The Capital of India, New Delhi, is a district of the oldest city or Delhi and serves as the seat of all the branches of government in India.
Its construction started in 1911, designed by British architects Sir Edwin Lutyens and Sir Herbert Baker. The new capital was inaugurated on 13 February 1931, by Viceroy and Governor-General of India Lord Irwin.
Taj Mahal in Agra India
Although it is located outside New Delhi, about a couple of hours away, this is a must visit if you are in the Capital of India. Meaning "Crown of the Palace" is a white marble mausoleum located in the city of Agra on the shores of the Yamuna river. It features formal gardens bounded on three sides by a crenelated wall.
In 1983 UNESCO designated it as a World Heritage Site. Today it is a symbol of Indian culture and rich history, attracting about eight million visitors a year.
This is another marvelous treasure of the Old City, and one of the largest mosques in India. In the courtyard they may assemble up to 25,000 devotees and was completed in 1656.
Go up to the top of the southern tower and be rewarded by a stunning view of the rooftops of Delhi.
Dress modestly, or you won’t be allowed to enter. It means covering your head, legs and shoulders. Attire is available there.
Red Fort in the Capital of India
Delhi's most famous monument, the Red Fort, stands as a powerful reminder of the Mughal emperors who ruled India. Its walls stretching for over two kilometers, were built in 1638 to keep out invaders.
But anyhow it failed to stop the capture of the fort by the Sikhs and the British. Make sure you watch the one-hour sound and light show on the fort’s history every evening.
A Busy Street, Chandni Chowk, Delhi
Here you see the contrasts of New Delhi to Delhi. This street is the best example of a narrow-crowded street as opposed to the wide avenues of the capital.
Cars, cycle rickshaws, hand-pulled carts, pedestrians, and animals all compete for space. It's chaotic, crumbling and congested, but completely captivating as well. As one of the oldest and busiest markets in India, its narrow winding lanes are full of inexpensive jewelry, fabrics, and electronics. And by the way, this is the place to taste some of India’s street food.
This tomb came before the Taj Mahal and was the inspiration for its construction and the similarity. It was built in 1570 housing the remains of the second Mughal emperor, Humayun.
It was the first of this type of Mughal architecture to be built in India, and the Mughal rulers followed it up with an extensive period of construction all over the country.
Beautiful gardens built by the British in 1936 around the tombs of 15th and 16th century rulers, this is a relaxing retreat from the city chaos.
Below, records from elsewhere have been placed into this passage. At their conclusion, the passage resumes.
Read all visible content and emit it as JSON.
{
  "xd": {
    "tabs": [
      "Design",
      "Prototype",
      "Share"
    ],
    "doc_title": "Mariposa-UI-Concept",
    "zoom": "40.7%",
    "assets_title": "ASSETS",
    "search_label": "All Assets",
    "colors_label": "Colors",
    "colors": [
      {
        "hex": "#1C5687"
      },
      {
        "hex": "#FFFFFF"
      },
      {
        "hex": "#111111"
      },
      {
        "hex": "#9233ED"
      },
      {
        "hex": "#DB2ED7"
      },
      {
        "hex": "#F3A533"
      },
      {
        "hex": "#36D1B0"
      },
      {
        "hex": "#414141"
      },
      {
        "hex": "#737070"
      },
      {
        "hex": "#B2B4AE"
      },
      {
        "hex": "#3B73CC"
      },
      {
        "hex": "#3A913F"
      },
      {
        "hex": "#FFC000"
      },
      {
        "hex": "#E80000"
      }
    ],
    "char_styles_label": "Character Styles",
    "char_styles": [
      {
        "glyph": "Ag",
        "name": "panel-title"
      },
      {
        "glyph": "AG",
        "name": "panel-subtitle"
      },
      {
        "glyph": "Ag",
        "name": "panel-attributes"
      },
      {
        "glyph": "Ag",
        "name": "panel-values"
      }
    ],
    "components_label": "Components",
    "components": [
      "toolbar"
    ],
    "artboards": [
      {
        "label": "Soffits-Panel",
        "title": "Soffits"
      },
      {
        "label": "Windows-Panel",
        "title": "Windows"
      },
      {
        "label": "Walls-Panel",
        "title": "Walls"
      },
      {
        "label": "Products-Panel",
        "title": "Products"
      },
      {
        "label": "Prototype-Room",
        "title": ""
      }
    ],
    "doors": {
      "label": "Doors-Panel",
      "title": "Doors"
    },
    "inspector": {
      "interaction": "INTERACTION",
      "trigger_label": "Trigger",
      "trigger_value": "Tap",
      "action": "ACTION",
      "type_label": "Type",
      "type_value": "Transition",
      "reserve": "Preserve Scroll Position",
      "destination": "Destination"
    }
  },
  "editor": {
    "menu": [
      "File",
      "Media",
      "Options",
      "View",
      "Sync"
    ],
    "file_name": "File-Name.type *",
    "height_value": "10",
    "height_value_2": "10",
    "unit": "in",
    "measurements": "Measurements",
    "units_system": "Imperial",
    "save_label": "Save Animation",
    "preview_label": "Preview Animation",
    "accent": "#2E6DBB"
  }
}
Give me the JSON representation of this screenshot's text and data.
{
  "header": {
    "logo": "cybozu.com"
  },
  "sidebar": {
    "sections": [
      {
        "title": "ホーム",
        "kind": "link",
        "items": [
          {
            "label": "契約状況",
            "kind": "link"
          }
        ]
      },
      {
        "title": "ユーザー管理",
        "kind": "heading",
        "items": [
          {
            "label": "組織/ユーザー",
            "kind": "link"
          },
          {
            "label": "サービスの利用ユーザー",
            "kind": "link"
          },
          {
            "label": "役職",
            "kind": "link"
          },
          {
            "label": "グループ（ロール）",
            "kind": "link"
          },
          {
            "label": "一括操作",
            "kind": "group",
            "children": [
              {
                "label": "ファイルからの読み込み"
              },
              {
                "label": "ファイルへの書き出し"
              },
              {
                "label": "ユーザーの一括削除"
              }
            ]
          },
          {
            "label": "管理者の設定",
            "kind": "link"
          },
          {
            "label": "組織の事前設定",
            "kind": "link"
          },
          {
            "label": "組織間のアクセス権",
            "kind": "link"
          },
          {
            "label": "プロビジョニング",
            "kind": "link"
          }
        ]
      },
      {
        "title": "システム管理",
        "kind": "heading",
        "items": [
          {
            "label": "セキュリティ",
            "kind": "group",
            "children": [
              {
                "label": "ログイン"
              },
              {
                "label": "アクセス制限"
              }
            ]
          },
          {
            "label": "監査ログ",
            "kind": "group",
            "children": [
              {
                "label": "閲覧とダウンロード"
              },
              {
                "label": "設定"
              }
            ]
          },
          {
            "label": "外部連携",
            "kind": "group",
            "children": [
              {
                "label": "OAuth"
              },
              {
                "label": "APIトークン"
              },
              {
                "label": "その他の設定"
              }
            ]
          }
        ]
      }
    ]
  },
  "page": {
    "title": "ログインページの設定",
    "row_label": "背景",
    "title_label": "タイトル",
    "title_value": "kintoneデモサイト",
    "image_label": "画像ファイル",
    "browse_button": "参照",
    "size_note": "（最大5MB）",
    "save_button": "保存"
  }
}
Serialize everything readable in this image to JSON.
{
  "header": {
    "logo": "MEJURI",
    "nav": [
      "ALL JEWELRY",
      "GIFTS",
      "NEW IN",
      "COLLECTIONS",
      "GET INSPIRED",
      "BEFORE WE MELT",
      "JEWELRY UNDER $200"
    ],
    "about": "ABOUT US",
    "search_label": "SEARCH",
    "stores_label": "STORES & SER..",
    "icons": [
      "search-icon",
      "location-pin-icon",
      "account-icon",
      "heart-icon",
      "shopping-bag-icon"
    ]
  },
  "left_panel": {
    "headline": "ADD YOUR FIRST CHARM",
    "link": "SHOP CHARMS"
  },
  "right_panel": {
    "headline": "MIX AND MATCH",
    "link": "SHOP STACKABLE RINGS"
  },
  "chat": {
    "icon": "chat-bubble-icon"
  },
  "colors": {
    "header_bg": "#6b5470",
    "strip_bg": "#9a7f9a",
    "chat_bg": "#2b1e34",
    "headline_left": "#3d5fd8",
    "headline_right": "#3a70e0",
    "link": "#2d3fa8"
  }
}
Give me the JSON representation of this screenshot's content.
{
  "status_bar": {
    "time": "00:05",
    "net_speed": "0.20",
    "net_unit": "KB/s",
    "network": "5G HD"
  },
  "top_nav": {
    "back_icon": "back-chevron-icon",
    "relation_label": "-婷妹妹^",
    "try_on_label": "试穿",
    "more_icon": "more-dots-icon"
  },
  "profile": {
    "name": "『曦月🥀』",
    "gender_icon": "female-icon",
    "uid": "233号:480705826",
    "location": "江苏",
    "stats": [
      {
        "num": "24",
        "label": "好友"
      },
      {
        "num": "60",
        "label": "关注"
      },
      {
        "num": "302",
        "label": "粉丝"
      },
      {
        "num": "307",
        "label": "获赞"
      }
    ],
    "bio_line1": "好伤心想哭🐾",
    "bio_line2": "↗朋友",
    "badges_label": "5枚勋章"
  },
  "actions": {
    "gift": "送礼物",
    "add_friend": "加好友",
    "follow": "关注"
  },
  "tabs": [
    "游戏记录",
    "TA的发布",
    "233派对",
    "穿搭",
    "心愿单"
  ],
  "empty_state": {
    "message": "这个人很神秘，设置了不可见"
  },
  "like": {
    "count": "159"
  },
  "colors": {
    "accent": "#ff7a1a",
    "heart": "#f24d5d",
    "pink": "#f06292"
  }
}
It is where to come if you feel tired and worn out.
Young couples, Yoga practitioners and joggers all enjoy this beautiful park retreat.
It is the tallest brick minaret in the world, an incredible example of early Indo–Islamic architecture. Nobody knows the reason for its construction in 1206, but some it was made to signify victory and the beginning of Muslim rule in India, while others say it was used to call the faithful to prayer.
The tower has five distinct stories and is covered with intricate carvings and verses from the holy Quran.
Gandhi Smriti and Raj Ghat
This is the exact spot where Mahatma Gandhi, affectionately referred to as the Father of the Nation, was assassinated on January 30, 1948.
He lived in this house for 144 days up until the time of his death. Everything including the room that he slept in are kept exactly how he left it, and the prayer ground where he held a mass congregation every evening is open to the public.
India gate in the center of New Delhi
This is a War Memorial located in the center of New Delhi,
in commemoration of the Indian soldiers who died fighting for the British
World War I.
This is the place to enjoy a summer evening when the gate glows warmly under floodlights.
It is commonly known as the Lotus Temple, as it's shaped like a lotus flower. At night, when it’s lit up it becomes very attractive. Made up of marble, the temple belongs to the Bahai Faith, which proclaims the unity of all people and religions. Everybody is welcome to worship there. The tranquil gardens and ponds surrounding the temple are also a great place for a relaxing picnic.
images for capital of india
taj mahal by amaldla
jamamasjid by dennis jarvis
red fort by pastor sam
humayan by michael clarke
qutab minar by diwakar singhal
india gate by ashwin kumar
baha by robert smx
all courtesy of wikimedia commons
Map showing the location of the Capital of India